BEGIN MATERIAL PROVIDED
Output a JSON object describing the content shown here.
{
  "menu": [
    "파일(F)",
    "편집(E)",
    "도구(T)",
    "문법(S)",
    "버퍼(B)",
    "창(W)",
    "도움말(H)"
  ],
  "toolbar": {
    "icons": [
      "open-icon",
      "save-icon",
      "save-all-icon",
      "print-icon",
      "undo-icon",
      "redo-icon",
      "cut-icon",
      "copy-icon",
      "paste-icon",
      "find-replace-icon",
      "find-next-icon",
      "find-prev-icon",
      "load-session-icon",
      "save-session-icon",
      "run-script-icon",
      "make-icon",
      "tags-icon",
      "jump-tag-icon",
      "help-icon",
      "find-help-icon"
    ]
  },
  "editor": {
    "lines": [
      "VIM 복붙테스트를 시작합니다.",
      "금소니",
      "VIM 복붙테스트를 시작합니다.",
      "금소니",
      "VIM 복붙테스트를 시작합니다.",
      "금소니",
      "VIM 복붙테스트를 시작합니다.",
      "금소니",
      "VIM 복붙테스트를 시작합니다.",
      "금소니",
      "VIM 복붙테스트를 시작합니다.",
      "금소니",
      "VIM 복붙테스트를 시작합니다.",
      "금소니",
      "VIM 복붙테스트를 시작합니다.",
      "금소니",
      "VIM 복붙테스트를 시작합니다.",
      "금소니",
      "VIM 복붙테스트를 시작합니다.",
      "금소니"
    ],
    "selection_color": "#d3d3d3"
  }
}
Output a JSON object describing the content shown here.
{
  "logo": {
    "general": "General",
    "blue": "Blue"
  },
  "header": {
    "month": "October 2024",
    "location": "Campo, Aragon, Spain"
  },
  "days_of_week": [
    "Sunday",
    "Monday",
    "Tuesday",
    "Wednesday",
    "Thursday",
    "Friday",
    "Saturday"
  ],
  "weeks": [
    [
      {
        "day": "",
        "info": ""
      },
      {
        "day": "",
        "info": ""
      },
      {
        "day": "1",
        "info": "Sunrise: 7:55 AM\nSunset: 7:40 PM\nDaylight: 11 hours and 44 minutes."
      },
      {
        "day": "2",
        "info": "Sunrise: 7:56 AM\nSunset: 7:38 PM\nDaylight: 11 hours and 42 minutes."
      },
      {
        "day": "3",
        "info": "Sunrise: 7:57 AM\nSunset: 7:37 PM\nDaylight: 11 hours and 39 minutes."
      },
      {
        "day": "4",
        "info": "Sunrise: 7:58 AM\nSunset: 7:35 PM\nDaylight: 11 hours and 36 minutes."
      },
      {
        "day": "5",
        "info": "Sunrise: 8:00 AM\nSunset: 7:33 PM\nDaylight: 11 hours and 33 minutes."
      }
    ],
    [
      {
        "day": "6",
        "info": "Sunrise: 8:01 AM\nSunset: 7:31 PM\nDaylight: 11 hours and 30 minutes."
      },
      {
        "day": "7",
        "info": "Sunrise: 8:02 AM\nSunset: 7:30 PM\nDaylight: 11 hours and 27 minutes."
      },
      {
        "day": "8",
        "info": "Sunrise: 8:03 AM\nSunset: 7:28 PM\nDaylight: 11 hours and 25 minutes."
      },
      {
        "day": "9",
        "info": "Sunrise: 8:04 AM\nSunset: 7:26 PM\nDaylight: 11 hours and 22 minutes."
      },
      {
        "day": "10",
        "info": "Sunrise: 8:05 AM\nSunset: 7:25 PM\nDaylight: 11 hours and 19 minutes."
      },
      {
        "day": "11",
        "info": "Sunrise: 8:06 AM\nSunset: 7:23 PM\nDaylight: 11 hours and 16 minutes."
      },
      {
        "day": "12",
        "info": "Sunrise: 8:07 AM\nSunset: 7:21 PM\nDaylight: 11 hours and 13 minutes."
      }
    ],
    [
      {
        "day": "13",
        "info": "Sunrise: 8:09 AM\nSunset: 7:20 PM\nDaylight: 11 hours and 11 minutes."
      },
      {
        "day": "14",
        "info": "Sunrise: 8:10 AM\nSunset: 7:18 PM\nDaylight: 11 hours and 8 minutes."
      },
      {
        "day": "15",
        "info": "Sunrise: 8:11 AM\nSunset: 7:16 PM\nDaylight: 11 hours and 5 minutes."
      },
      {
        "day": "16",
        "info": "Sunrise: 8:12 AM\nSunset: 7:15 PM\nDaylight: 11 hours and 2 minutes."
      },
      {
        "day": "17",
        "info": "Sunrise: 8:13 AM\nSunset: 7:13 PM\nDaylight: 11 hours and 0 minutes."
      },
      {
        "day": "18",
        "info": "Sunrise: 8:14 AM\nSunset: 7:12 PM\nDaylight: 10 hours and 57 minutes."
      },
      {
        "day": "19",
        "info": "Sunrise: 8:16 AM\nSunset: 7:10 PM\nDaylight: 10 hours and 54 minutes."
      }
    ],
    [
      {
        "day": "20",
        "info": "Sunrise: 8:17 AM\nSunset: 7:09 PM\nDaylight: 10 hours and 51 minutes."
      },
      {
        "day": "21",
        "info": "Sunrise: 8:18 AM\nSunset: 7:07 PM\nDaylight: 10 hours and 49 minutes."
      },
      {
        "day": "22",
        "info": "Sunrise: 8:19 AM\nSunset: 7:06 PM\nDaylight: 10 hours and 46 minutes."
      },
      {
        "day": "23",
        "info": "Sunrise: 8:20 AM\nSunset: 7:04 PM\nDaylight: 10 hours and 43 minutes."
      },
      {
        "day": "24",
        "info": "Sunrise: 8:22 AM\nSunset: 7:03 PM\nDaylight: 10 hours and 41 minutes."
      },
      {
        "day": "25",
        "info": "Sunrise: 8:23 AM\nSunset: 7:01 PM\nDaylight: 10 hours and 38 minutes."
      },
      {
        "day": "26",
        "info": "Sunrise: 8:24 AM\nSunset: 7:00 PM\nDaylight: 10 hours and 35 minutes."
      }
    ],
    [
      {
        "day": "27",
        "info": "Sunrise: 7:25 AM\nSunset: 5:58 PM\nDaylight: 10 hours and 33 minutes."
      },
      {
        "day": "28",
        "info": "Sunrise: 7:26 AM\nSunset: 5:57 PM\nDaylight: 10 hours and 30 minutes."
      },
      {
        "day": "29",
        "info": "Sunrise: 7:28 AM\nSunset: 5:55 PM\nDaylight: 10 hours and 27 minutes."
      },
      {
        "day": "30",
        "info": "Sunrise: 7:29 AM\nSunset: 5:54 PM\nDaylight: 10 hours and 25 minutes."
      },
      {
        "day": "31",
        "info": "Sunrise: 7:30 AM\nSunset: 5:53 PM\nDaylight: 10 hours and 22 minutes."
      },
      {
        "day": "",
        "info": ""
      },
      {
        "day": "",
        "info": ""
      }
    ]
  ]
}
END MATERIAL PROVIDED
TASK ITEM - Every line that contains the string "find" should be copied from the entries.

REPLY -
      "find-replace-icon",
      "find-next-icon",
      "find-prev-icon",
      "find-help-icon"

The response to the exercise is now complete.